An exact copy of the listing below is needed, with no pictures in it.

Segment Start: RECORDS PROVIDED

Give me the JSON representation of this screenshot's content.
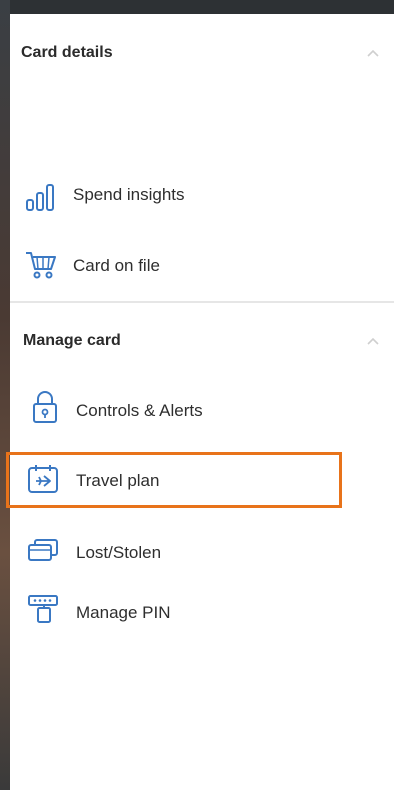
{
  "card_details": {
    "title": "Card details",
    "items": [
      {
        "label": "Spend insights",
        "icon": "bar-chart-icon"
      },
      {
        "label": "Card on file",
        "icon": "shopping-cart-icon"
      }
    ]
  },
  "manage_card": {
    "title": "Manage card",
    "items": [
      {
        "label": "Controls & Alerts",
        "icon": "lock-icon"
      },
      {
        "label": "Travel plan",
        "icon": "calendar-plane-icon",
        "highlighted": true
      },
      {
        "label": "Lost/Stolen",
        "icon": "cards-icon"
      },
      {
        "label": "Manage PIN",
        "icon": "pin-keypad-icon"
      }
    ]
  },
  "colors": {
    "icon_blue": "#3a78c3",
    "highlight_orange": "#e8731a",
    "text": "#2e2e2e"
  }
}
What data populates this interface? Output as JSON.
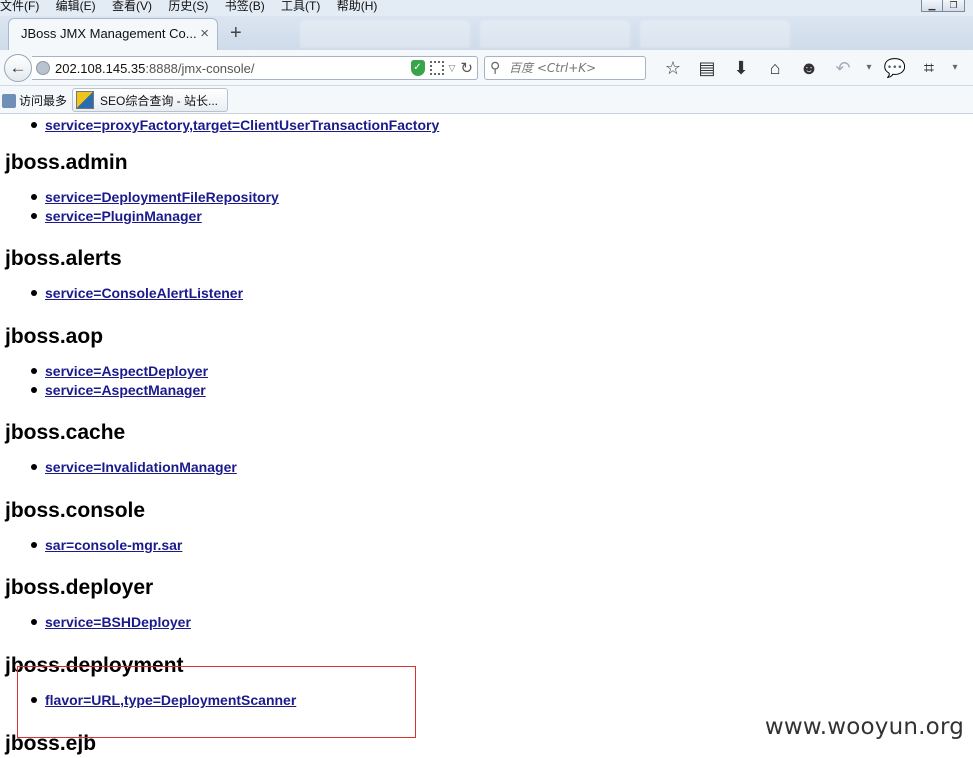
{
  "menubar": {
    "items": [
      "文件(F)",
      "编辑(E)",
      "查看(V)",
      "历史(S)",
      "书签(B)",
      "工具(T)",
      "帮助(H)"
    ]
  },
  "tabs": {
    "active_title": "JBoss JMX Management Co...",
    "close_glyph": "×",
    "new_tab_glyph": "+"
  },
  "address": {
    "host": "202.108.145.35",
    "path": ":8888/jmx-console/"
  },
  "search": {
    "placeholder": "百度 <Ctrl+K>"
  },
  "toolbar_icons": [
    "star-icon",
    "reading-list-icon",
    "download-icon",
    "home-icon",
    "emoji-icon",
    "undo-icon",
    "dropdown-icon",
    "chat-icon",
    "crop-icon",
    "menu-arrow-icon"
  ],
  "bookmarks": {
    "most_visited": "访问最多",
    "seo": "SEO综合查询 - 站长..."
  },
  "content": {
    "top_link": "service=proxyFactory,target=ClientUserTransactionFactory",
    "domains": [
      {
        "name": "jboss.admin",
        "links": [
          "service=DeploymentFileRepository",
          "service=PluginManager"
        ]
      },
      {
        "name": "jboss.alerts",
        "links": [
          "service=ConsoleAlertListener"
        ]
      },
      {
        "name": "jboss.aop",
        "links": [
          "service=AspectDeployer",
          "service=AspectManager"
        ]
      },
      {
        "name": "jboss.cache",
        "links": [
          "service=InvalidationManager"
        ]
      },
      {
        "name": "jboss.console",
        "links": [
          "sar=console-mgr.sar"
        ]
      },
      {
        "name": "jboss.deployer",
        "links": [
          "service=BSHDeployer"
        ]
      },
      {
        "name": "jboss.deployment",
        "links": [
          "flavor=URL,type=DeploymentScanner"
        ]
      },
      {
        "name": "jboss.ejb",
        "links": []
      }
    ]
  },
  "watermark": "www.wooyun.org",
  "colors": {
    "link": "#1a1a8c",
    "highlight_border": "#d93232",
    "chrome": "#dbe5f1"
  }
}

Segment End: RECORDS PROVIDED

• THE ANSWER:
Give me the JSON representation of this screenshot's content.
{
  "card_details": {
    "title": "Card details",
    "items": [
      {
        "label": "Spend insights",
        "icon": "bar-chart-icon"
      },
      {
        "label": "Card on file",
        "icon": "shopping-cart-icon"
      }
    ]
  },
  "manage_card": {
    "title": "Manage card",
    "items": [
      {
        "label": "Controls & Alerts",
        "icon": "lock-icon"
      },
      {
        "label": "Travel plan",
        "icon": "calendar-plane-icon",
        "highlighted": true
      },
      {
        "label": "Lost/Stolen",
        "icon": "cards-icon"
      },
      {
        "label": "Manage PIN",
        "icon": "pin-keypad-icon"
      }
    ]
  },
  "colors": {
    "icon_blue": "#3a78c3",
    "highlight_orange": "#e8731a",
    "text": "#2e2e2e"
  }
}
What data populates this interface? Output as JSON.
{
  "menubar": {
    "items": [
      "文件(F)",
      "编辑(E)",
      "查看(V)",
      "历史(S)",
      "书签(B)",
      "工具(T)",
      "帮助(H)"
    ]
  },
  "tabs": {
    "active_title": "JBoss JMX Management Co...",
    "close_glyph": "×",
    "new_tab_glyph": "+"
  },
  "address": {
    "host": "202.108.145.35",
    "path": ":8888/jmx-console/"
  },
  "search": {
    "placeholder": "百度 <Ctrl+K>"
  },
  "toolbar_icons": [
    "star-icon",
    "reading-list-icon",
    "download-icon",
    "home-icon",
    "emoji-icon",
    "undo-icon",
    "dropdown-icon",
    "chat-icon",
    "crop-icon",
    "menu-arrow-icon"
  ],
  "bookmarks": {
    "most_visited": "访问最多",
    "seo": "SEO综合查询 - 站长..."
  },
  "content": {
    "top_link": "service=proxyFactory,target=ClientUserTransactionFactory",
    "domains": [
      {
        "name": "jboss.admin",
        "links": [
          "service=DeploymentFileRepository",
          "service=PluginManager"
        ]
      },
      {
        "name": "jboss.alerts",
        "links": [
          "service=ConsoleAlertListener"
        ]
      },
      {
        "name": "jboss.aop",
        "links": [
          "service=AspectDeployer",
          "service=AspectManager"
        ]
      },
      {
        "name": "jboss.cache",
        "links": [
          "service=InvalidationManager"
        ]
      },
      {
        "name": "jboss.console",
        "links": [
          "sar=console-mgr.sar"
        ]
      },
      {
        "name": "jboss.deployer",
        "links": [
          "service=BSHDeployer"
        ]
      },
      {
        "name": "jboss.deployment",
        "links": [
          "flavor=URL,type=DeploymentScanner"
        ]
      },
      {
        "name": "jboss.ejb",
        "links": []
      }
    ]
  },
  "watermark": "www.wooyun.org",
  "colors": {
    "link": "#1a1a8c",
    "highlight_border": "#d93232",
    "chrome": "#dbe5f1"
  }
}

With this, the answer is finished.